Dataset items
****************
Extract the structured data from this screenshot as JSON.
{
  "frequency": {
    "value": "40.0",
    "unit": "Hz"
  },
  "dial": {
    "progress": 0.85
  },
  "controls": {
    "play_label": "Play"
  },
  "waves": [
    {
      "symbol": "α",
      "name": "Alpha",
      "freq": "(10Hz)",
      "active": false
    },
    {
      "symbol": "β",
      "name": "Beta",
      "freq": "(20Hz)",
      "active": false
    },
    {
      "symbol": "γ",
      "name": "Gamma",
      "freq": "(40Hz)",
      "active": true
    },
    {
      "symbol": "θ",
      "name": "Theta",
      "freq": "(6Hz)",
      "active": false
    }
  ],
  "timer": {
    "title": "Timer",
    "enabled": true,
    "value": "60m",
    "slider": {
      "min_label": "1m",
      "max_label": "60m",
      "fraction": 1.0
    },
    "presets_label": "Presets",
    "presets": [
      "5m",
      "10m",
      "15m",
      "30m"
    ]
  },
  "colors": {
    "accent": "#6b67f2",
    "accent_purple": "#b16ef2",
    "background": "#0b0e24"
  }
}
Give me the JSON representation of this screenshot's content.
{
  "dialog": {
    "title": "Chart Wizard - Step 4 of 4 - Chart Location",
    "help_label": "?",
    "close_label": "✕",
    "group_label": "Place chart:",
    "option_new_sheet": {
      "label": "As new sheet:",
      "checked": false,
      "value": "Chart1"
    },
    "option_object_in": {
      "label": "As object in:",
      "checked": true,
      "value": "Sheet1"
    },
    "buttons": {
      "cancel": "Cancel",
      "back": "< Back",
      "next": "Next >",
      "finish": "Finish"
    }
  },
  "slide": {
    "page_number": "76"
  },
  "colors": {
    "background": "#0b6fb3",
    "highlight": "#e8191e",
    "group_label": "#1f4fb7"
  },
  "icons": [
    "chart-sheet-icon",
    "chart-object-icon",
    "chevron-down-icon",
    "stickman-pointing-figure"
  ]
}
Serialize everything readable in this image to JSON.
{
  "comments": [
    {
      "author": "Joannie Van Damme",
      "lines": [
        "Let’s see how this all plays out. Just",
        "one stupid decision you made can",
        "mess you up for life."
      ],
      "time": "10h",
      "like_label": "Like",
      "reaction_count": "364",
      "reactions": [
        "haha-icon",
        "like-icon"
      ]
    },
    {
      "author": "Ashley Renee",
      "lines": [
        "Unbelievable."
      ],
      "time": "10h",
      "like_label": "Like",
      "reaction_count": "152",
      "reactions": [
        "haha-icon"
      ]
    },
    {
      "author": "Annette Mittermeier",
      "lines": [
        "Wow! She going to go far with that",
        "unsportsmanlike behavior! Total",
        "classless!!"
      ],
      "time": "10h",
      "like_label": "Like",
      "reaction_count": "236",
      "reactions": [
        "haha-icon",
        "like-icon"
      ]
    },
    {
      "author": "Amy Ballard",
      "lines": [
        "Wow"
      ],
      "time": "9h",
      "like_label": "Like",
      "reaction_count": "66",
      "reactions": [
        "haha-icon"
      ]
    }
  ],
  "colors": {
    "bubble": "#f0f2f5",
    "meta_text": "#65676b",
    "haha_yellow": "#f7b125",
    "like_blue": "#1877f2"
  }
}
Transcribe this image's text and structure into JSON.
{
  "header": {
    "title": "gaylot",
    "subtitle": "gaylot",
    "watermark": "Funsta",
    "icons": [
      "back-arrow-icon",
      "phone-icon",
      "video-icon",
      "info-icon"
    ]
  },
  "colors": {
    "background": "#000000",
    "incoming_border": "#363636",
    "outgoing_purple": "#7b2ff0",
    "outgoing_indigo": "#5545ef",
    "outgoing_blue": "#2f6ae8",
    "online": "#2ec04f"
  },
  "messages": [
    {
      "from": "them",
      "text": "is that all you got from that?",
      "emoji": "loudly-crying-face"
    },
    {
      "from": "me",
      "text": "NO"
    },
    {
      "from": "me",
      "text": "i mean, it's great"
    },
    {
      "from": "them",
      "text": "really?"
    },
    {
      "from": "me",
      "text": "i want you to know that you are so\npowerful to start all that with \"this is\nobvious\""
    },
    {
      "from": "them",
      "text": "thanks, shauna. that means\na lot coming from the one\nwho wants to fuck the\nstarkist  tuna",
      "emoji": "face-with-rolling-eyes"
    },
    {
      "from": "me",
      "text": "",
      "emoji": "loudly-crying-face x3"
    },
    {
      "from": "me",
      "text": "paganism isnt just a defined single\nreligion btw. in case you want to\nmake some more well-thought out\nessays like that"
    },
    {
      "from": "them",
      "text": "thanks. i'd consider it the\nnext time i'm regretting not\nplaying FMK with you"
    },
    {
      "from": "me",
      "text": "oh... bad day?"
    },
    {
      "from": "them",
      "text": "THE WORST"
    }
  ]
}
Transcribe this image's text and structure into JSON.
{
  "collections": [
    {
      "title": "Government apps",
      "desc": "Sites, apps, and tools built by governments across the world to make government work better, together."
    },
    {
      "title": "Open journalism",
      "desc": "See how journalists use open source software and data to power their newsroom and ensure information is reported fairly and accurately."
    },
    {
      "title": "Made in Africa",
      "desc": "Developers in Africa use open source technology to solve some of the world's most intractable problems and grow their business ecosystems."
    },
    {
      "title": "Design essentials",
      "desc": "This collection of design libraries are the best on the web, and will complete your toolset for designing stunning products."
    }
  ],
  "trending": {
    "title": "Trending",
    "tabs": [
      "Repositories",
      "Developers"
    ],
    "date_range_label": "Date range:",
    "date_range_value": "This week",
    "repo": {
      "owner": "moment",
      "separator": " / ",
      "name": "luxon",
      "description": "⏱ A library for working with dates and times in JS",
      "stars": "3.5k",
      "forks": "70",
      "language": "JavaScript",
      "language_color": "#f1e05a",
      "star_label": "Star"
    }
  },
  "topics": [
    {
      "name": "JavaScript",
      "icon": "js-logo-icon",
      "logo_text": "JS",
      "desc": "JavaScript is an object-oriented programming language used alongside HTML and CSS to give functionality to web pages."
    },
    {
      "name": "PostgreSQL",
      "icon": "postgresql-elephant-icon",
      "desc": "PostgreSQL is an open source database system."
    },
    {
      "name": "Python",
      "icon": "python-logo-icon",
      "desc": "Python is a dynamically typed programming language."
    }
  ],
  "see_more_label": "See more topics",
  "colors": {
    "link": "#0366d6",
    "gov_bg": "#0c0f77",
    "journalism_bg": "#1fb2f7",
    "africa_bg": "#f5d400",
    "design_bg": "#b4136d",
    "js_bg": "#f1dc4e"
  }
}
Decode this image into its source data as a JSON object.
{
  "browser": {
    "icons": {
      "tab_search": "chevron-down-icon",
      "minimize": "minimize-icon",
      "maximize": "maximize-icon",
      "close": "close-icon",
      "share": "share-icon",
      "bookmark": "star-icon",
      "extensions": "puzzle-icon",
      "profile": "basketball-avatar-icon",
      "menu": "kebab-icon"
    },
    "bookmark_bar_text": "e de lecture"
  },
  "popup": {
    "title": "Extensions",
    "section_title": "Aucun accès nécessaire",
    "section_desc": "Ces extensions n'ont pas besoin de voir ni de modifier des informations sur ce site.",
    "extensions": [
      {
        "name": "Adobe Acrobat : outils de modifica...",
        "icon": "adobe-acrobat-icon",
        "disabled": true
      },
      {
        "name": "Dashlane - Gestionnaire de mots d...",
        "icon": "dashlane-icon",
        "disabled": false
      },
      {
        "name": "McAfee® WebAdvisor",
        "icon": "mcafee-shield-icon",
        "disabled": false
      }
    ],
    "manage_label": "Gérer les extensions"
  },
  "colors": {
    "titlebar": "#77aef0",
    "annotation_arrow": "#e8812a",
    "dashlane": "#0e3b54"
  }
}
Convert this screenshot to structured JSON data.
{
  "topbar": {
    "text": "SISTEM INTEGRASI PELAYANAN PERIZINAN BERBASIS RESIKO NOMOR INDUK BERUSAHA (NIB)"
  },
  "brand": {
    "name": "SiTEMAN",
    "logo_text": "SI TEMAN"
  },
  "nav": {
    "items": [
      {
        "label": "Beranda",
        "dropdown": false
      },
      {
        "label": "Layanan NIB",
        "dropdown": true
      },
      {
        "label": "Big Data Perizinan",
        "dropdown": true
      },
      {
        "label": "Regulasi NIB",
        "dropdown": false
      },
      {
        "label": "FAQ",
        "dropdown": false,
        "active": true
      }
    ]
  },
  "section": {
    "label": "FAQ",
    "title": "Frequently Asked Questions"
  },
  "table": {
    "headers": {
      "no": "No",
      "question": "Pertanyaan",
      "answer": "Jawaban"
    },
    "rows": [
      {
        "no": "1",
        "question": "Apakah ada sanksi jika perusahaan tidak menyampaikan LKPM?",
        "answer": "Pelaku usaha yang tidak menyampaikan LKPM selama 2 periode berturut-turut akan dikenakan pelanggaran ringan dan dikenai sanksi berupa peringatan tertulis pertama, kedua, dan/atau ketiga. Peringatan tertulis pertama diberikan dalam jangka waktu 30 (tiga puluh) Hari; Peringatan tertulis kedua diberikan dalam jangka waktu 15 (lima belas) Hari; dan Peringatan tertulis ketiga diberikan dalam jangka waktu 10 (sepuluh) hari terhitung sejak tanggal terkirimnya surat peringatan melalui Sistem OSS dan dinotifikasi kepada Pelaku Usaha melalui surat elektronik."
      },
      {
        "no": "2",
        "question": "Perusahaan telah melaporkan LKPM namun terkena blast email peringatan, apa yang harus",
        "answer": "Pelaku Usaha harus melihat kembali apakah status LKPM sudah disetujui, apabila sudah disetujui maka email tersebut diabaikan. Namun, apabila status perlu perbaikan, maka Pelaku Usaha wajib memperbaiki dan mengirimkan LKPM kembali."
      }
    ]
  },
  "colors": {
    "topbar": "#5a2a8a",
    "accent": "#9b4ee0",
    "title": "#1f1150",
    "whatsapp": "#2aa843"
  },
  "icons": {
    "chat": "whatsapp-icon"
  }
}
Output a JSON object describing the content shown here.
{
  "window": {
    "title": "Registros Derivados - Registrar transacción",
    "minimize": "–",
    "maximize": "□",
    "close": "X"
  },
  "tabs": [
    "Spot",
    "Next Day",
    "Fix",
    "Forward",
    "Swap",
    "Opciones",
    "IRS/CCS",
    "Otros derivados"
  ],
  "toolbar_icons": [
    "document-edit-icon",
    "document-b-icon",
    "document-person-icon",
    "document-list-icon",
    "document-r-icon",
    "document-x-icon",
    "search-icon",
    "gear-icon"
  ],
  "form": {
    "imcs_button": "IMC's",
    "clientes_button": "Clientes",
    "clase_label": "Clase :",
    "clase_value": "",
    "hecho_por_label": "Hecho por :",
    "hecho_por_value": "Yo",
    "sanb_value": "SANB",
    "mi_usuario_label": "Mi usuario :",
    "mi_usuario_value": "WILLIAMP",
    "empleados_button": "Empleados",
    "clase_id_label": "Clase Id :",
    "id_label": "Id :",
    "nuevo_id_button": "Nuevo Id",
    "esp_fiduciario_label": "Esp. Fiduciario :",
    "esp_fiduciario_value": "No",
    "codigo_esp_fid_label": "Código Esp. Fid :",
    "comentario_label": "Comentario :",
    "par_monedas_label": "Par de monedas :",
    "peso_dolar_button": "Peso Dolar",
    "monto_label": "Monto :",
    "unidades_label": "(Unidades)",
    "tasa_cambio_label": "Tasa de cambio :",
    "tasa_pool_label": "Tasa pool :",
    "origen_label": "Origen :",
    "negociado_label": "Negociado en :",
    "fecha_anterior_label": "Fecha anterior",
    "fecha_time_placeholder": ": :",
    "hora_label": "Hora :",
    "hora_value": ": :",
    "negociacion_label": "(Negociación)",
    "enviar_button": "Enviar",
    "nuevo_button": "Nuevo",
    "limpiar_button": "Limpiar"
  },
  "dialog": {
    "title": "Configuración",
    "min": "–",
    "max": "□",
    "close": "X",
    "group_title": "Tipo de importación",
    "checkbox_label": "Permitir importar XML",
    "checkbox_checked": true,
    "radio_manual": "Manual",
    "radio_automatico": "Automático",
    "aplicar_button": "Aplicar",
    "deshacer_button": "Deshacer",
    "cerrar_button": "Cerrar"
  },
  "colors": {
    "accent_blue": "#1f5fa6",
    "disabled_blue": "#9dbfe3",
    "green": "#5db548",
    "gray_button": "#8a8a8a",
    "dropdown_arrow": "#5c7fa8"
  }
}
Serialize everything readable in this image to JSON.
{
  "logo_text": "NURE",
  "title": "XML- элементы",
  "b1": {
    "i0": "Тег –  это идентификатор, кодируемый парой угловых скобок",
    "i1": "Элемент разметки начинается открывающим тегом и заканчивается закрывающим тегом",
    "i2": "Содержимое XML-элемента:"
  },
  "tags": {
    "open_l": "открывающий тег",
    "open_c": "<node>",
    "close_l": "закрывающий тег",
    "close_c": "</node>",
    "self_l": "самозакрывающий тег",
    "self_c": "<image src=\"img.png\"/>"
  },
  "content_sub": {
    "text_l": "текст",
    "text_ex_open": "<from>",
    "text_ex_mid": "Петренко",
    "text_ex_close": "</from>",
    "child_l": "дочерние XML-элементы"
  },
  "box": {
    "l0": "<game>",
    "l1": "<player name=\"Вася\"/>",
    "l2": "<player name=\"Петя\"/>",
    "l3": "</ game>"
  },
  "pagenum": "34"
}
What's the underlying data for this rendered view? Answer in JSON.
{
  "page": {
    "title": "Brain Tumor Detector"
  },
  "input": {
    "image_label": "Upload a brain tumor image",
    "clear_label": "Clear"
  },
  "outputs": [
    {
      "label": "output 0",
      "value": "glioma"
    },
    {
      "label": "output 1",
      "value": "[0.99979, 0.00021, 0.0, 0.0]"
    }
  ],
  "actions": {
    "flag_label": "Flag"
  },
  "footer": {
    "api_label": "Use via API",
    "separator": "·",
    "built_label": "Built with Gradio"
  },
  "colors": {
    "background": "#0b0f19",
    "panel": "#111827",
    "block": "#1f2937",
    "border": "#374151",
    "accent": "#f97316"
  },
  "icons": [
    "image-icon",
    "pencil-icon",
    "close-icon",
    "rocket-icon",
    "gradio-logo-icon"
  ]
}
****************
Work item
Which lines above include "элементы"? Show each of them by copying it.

Final answer
  "title": "XML- элементы",
    "child_l": "дочерние XML-элементы"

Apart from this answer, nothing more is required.